Started with the last episode of last season, then watched the premiere of this season. A bit too quirky for me, but I could see how I might grow to really enjoy this. Might be worth a look. Wednesdays.
West Wing (NBC)
The show went down a bit last year, but when it’s on it’s still one of the best-written shows ever. The cliffhanger from last year involved the President’s daughter getting kidnapped by terrorists and the president temporarily giving up his power to his political enemy. There are a lot of people who won’t watch this because of politics, which is fine, but if that’s your only reason it’s a lame one. This show is a drama, not a treatise on how to live your life, and it’s the drama that is still very compelling. Wednesdays.
Without a Trace (CBS)
One of the two best new shows of last year, I discovered Trace in reruns, and am I sure glad I did. My whole family now willingly skips E.R. to watch this crime drama about the FBI Missing Person’s Bureau. Each show is self-contained and different, with more character development than CSI. I highly recommend this. Thursdays.
One of the two best (surviving) shows of last year. Boomtown follows a crime each week with a Rashomon perspective: juggling time and giving you the action from the various characters’ (including the bad guys’) points of view. The show is innovative, fresh, and boasts a stellar cast (including newcomer Vanessa Williams). The best, though, is the District Attorney, Neil McDonough. Worth watching just for him. Fridays.

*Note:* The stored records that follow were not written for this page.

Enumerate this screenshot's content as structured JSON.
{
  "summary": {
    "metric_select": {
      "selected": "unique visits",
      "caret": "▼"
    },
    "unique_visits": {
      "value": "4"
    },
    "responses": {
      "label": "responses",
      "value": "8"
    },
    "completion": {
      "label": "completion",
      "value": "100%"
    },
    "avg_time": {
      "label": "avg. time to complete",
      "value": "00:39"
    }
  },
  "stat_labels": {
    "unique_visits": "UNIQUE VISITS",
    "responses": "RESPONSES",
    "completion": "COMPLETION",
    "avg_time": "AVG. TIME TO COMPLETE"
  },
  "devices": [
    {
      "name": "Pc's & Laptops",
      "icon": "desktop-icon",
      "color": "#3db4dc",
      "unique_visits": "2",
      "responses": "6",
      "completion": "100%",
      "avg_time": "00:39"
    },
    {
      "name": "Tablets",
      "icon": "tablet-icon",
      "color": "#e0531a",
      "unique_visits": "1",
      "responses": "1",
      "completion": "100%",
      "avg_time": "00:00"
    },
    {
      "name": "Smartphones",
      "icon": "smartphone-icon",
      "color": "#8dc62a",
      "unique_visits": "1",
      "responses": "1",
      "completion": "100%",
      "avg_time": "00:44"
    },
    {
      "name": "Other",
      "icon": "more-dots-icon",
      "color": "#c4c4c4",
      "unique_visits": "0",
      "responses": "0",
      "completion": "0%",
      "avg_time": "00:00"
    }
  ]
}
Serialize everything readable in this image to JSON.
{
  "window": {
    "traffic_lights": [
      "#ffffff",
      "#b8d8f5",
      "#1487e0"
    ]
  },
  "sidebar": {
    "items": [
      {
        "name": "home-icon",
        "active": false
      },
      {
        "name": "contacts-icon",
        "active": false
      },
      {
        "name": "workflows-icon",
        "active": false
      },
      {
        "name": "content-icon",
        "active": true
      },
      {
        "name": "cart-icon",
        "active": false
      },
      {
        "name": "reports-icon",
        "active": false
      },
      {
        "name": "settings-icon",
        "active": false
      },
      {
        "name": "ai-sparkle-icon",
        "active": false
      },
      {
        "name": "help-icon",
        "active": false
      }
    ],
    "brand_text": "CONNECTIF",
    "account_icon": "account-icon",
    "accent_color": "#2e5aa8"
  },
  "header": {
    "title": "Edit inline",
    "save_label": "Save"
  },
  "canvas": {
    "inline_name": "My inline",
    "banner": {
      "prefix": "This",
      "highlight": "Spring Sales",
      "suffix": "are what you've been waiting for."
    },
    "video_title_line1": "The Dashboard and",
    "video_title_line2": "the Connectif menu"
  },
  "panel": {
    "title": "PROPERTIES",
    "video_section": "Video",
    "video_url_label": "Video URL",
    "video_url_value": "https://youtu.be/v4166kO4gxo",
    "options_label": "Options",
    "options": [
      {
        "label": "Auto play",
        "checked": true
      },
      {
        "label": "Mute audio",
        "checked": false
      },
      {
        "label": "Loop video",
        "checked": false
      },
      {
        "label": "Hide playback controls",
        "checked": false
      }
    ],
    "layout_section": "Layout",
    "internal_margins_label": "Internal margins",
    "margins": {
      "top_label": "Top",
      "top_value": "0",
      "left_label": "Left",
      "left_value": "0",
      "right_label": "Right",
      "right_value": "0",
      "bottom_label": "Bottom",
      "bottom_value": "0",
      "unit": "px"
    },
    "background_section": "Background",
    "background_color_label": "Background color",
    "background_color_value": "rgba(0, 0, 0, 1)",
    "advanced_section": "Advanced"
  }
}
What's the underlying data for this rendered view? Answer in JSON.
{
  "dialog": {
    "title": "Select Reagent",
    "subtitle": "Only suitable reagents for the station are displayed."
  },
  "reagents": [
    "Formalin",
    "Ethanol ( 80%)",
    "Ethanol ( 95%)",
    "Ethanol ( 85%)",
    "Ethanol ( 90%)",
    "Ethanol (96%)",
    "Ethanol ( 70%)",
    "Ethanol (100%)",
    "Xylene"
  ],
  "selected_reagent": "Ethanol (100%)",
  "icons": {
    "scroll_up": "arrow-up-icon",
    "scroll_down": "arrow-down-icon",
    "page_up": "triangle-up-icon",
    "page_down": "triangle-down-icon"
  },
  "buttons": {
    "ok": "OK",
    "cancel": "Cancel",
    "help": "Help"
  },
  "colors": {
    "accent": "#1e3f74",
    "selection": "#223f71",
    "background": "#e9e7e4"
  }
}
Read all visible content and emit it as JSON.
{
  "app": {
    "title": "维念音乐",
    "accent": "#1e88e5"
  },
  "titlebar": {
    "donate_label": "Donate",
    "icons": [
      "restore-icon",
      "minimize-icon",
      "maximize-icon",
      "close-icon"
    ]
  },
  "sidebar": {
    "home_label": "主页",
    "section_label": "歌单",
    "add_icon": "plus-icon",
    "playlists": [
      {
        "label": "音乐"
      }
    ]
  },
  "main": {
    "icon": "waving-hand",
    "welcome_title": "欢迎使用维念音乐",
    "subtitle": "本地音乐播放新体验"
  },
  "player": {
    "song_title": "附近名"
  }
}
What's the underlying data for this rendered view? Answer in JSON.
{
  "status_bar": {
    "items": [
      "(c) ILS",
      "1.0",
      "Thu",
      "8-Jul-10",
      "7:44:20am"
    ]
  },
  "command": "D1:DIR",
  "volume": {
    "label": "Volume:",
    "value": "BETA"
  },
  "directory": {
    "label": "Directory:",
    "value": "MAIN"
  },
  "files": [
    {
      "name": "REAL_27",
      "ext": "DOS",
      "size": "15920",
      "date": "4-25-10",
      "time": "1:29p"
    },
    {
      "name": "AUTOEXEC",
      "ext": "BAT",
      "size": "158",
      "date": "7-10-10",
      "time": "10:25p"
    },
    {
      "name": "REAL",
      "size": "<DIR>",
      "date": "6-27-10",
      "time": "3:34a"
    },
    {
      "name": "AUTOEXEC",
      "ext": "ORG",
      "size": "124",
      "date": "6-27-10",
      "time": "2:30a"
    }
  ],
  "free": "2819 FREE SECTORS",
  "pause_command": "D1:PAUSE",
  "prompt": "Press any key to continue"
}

The show I have gotten the most mail on, asking me to write about this. I will write more later. For now I will say this show is over-the-top in its depiction of the life of two plastic surgeons, both gratuitous and graphic, but the story-arc is compelling and if you have a strong stomach you could be mesmerized.
The Shield (F/X)
One of the three best—if not the very best—shows on TV. Only limited because its rough subject matter (depicting a corrupt cop in his world) will turn off some. Characterization is intense. If you like good drama and aren’t squeamish, I recommend this.
One of the three best dramas on TV. This kinetic-paced spy soap opera never seems to let go. The back-story is dense, but if you’re looking for a roller coaster ride, jump in. Besides, even if you watch every week, you’re not sure what’s going on, and you’re not supposed to. Some of the best episodes in recent memory. This show also thrives on surprises, so if you like safe TV stick to more pedestrian fare. Sundays.
One of the three best shows on TV, and probably the most fun to watch. Kiefer Sutherland just keeps having bad days. The show’s gimmick is that it’s in “real time,” with each episode taking place over one hour of a day. The first season saw Sutherland trying to stop the assassination of a presidential candidate and save his family. Season two had him trying to stop a nuclear bomb. Season Three starts after baseball season (at the end of October), so you can see it from the beginning (this isn’t a show to miss episodes of if you’re going to watch). Warning: this show doesn’t pull any punches, and can make Alias look like Disneyland, so beware, and enjoy.
That’s all I have time for right now. If you have a show I missed and need to see so I can tell the Hyperion Nation, write and let me know. And look for our Award ballots, coming soon.
October 1, 2003
Thanks to Kimbo and Tootsie
“Destiny’s Child” is a three-women singing group